By Sean Matgamna
Do Muslim women in Britain have the right under law to wear the hijab or the niqab (face-covering veil)? Yes, they do.
Has anybody challenged their legal right to dress as they feel their religion demands? Not that I know of.
Is it appropriate for a government minister, Jack Straw, to publicly criticise the religious observances of the Muslim community? No, surely, it is not!
What Straw said, of course, was, in and of itself, reasoned and “balanced”: He added that he “defend[s] absolutely the right of any woman to wear a headscarf. As for the full veil, wearing it breaks no laws…”
His observations about the face-covering veil were, essentially, true and just.
The charge that what Straw said was, ipso facto, “racist” is pernicious nonsense. To believe that is to believe that any criticism of Islam, of Muslims, and of the beliefs, customs and practices of Muslim communities, is, per se, racist! There is more than an echo of the affair of the Danish cartoons in the outcry of the kitsch-left and the chauvinists of Islam against Straw.

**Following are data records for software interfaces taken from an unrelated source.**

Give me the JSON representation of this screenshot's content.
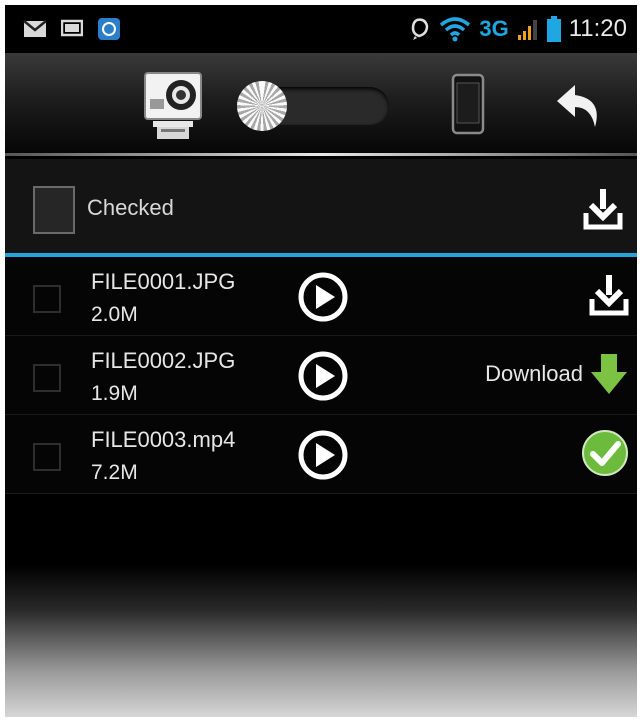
{
  "status_bar": {
    "network": "3G",
    "time": "11:20"
  },
  "header": {
    "checked_label": "Checked"
  },
  "files": [
    {
      "name": "FILE0001.JPG",
      "size": "2.0M",
      "action": "download-icon"
    },
    {
      "name": "FILE0002.JPG",
      "size": "1.9M",
      "action": "Download"
    },
    {
      "name": "FILE0003.mp4",
      "size": "7.2M",
      "action": "done"
    }
  ],
  "colors": {
    "accent": "#26a3d8",
    "download_green": "#7cc243",
    "done_green": "#6dbb3c"
  }
}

Even a Government minister like Jack Straw should be defended against misrepresentation by the Muslim bigots, and their kitsch-left and invertebrate-liberal toadies, who make that charge. We must insist that he has the right to say such things, without being subjected to hysterical accusations of “racism”.
But language, especially political language, is a social activity.

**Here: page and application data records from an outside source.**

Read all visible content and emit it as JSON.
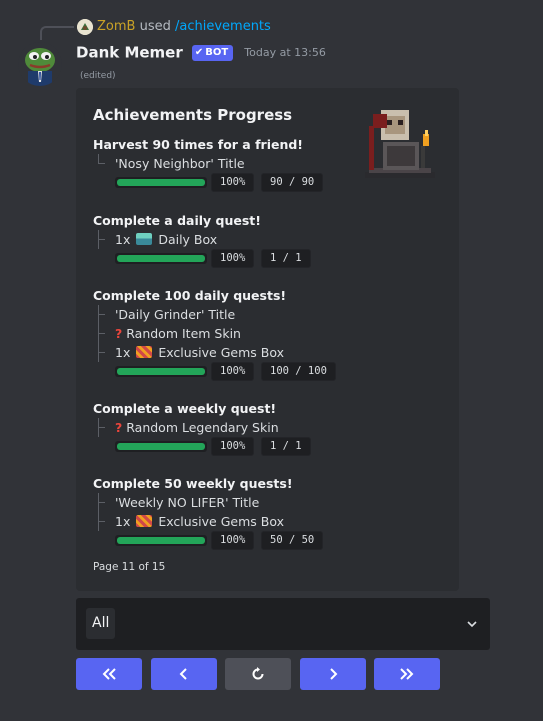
{
  "reply": {
    "username": "ZomB",
    "used_text": "used",
    "command": "/achievements"
  },
  "author": {
    "name": "Dank Memer",
    "bot_tag": "BOT",
    "timestamp": "Today at 13:56",
    "edited": "(edited)"
  },
  "embed": {
    "title": "Achievements Progress",
    "footer": "Page 11 of 15",
    "achievements": [
      {
        "name": "Harvest 90 times for a friend!",
        "rewards": [
          "'Nosy Neighbor' Title"
        ],
        "percent": "100%",
        "count": "90 / 90",
        "progress": 1.0
      },
      {
        "name": "Complete a daily quest!",
        "rewards": [
          {
            "prefix": "1x",
            "icon": "daily-box-icon",
            "label": "Daily Box"
          }
        ],
        "percent": "100%",
        "count": "1 / 1",
        "progress": 1.0
      },
      {
        "name": "Complete 100 daily quests!",
        "rewards": [
          "'Daily Grinder' Title",
          {
            "icon": "question-mark-icon",
            "label": "Random Item Skin"
          },
          {
            "prefix": "1x",
            "icon": "gems-box-icon",
            "label": "Exclusive Gems Box"
          }
        ],
        "percent": "100%",
        "count": "100 / 100",
        "progress": 1.0
      },
      {
        "name": "Complete a weekly quest!",
        "rewards": [
          {
            "icon": "question-mark-icon",
            "label": "Random Legendary Skin"
          }
        ],
        "percent": "100%",
        "count": "1 / 1",
        "progress": 1.0
      },
      {
        "name": "Complete 50 weekly quests!",
        "rewards": [
          "'Weekly NO LIFER' Title",
          {
            "prefix": "1x",
            "icon": "gems-box-icon",
            "label": "Exclusive Gems Box"
          }
        ],
        "percent": "100%",
        "count": "50 / 50",
        "progress": 1.0
      }
    ]
  },
  "select": {
    "value": "All"
  },
  "buttons": [
    {
      "name": "first-page-button",
      "icon": "double-chevron-left-icon"
    },
    {
      "name": "previous-page-button",
      "icon": "chevron-left-icon"
    },
    {
      "name": "refresh-button",
      "icon": "refresh-icon"
    },
    {
      "name": "next-page-button",
      "icon": "chevron-right-icon"
    },
    {
      "name": "last-page-button",
      "icon": "double-chevron-right-icon"
    }
  ],
  "colors": {
    "background": "#313338",
    "embed_background": "#2b2d31",
    "blurple": "#5865f2",
    "progress_green": "#23a559",
    "link_blue": "#00a8fc",
    "reply_username": "#c9a227"
  }
}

To do what Straw has just done, in the atmosphere in Britain right now, is to light a match in a gas-filled room. It is to pour petrol on a fire.
Inevitably Straw has given the green light to people who want to have a go at Muslims, who are not at all concerned to have a reasonable discussion about Muslim women, or with Muslims...

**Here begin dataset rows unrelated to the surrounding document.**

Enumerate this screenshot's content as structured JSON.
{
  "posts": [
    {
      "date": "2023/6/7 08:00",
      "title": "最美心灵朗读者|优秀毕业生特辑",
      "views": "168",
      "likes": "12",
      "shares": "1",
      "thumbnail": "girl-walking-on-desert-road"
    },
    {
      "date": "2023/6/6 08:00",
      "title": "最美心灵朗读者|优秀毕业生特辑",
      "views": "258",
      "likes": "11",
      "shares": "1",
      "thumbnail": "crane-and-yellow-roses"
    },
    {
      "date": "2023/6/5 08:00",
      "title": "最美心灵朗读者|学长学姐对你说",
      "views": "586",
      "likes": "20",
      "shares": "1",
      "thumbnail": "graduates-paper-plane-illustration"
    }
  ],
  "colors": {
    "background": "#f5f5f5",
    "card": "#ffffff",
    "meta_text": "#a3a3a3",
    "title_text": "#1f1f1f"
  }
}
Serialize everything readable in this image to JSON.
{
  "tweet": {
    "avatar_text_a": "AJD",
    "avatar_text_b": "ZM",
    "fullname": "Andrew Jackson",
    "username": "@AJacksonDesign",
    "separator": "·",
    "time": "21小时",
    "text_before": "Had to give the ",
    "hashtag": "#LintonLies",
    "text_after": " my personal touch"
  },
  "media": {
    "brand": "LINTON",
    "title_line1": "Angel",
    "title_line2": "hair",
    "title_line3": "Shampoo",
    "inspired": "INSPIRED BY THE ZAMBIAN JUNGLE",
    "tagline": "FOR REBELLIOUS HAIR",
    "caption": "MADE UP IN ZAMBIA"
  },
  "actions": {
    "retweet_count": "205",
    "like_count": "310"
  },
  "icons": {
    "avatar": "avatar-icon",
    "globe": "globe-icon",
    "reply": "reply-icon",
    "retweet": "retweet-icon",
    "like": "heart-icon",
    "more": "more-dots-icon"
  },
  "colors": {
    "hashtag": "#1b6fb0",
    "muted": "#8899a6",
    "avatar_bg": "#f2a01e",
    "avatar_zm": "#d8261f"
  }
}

Worse than that. To do what Straw has done is to radically misrepresent — by way of stark one-sidedness — how things stand between the Muslim communities and the broader British society.
It is not just their religious observances that “distance” and separate the Muslim communities, Muslim women included, but also the social realities of Blair and Straw’s Britain. Unemployment and discrimination, for instance
It may be true that people of a common background and a common distinct religion, will naturally, like Irish immigrants did in Kilburn, Camden or Archway, tend to come together. For that natural tendency to produce the level of Muslim ghettoisation we have in Britain, requires in addition, the hostile pressures — and not only against their religion — which abound in our society towards dark-skinned foreign people.
Dark-skinned Muslim people are victims in this society. They are easy targets. Straw has shown just how easy a target they are. Shamelessly racist newspapers, like the Express — one of a number of similar headlines: “Muslims pledge to ruin Straw”! — have weighed-in to turn his words into denunciation, blame-mongering, thinly disguised hate-mongering against identifiable Muslims.
The serious left has to combine the fight against racism and bigotry against Muslim people with appropriate hostility to their ideas, and towards the Muslim clerical-fascist political formations. If we cannot combine these things, but must, as the kitsch left insists, in order to fight racism, subordinate ourselves to reactionary Islamic religious and clerical-fascist formations, then we commit political suicide. If we deny ourselves the right to freely criticise Islam, or any other religion, that self-effacement is also a form of political suicide.
Criticising and denouncing Islam, we have nothing in common with those who are hostility to Muslim people .
Whatever Straw intended, the main issue that emerges in this kerfuffle is the freedom of Muslim people to practice what they see as their religious rites and customs, and, within the law, to behave as they think their religion demands they should behave- without having to face denunciation and stigmatisation for it.
The first concern of socialists and secularists in this business must be to the defend the right of Muslims to practice their religion without harassment, bullying, or hate-mongering.
In writing his article, now, Straw was, by all indications, concerned to boost his political visibility in preparation to become Deputy Leader of the Labour Party. He wrote his article as a cynical ploy to increase his “profile” and his chances. He has certainly raised his standing with Britain’s foul demagogic, irresponsible bourgeois press!
Of course, it is necessary to continue to defend the right to criticise religion and religious practices — for example the way certain African religious sects treat children — without the critic being automatically labelled and dismissed as a racist. Secularists, socialists and feminists also criticise the hijab as a social institution which is discriminatory against women.
On the left now all critical thought, all critical awareness on such questions, is drowned out by loud choruses of “racist!” One need only read the hysterical reactions of the SWP press. Any criticism or explicit dissent from Islam is “racism” to these increasingly demented people.
Even so, defence of the right of Muslim people to live free of harassment, abuse, denunciation; and to live free from the casual, brutal, self-serving attentions of politicians-on-the-make, like Straw and Reid, is the fundamental issue here.
The secularist fight against Islam, as against all religion, is hindered when rational discussion is contaminated and poisoned by ethnic and national hatreds. When criticism of Islam, or say, Catholicism, the religion of the large recent Polish group of migrants into Britain — is a mere mask for chauvinism and racism.
Straw has not contributed to the cultural struggle against Islam or the political struggle against political Islam. On the contrary he has stoked up a foul conflagration of bigotry and hate.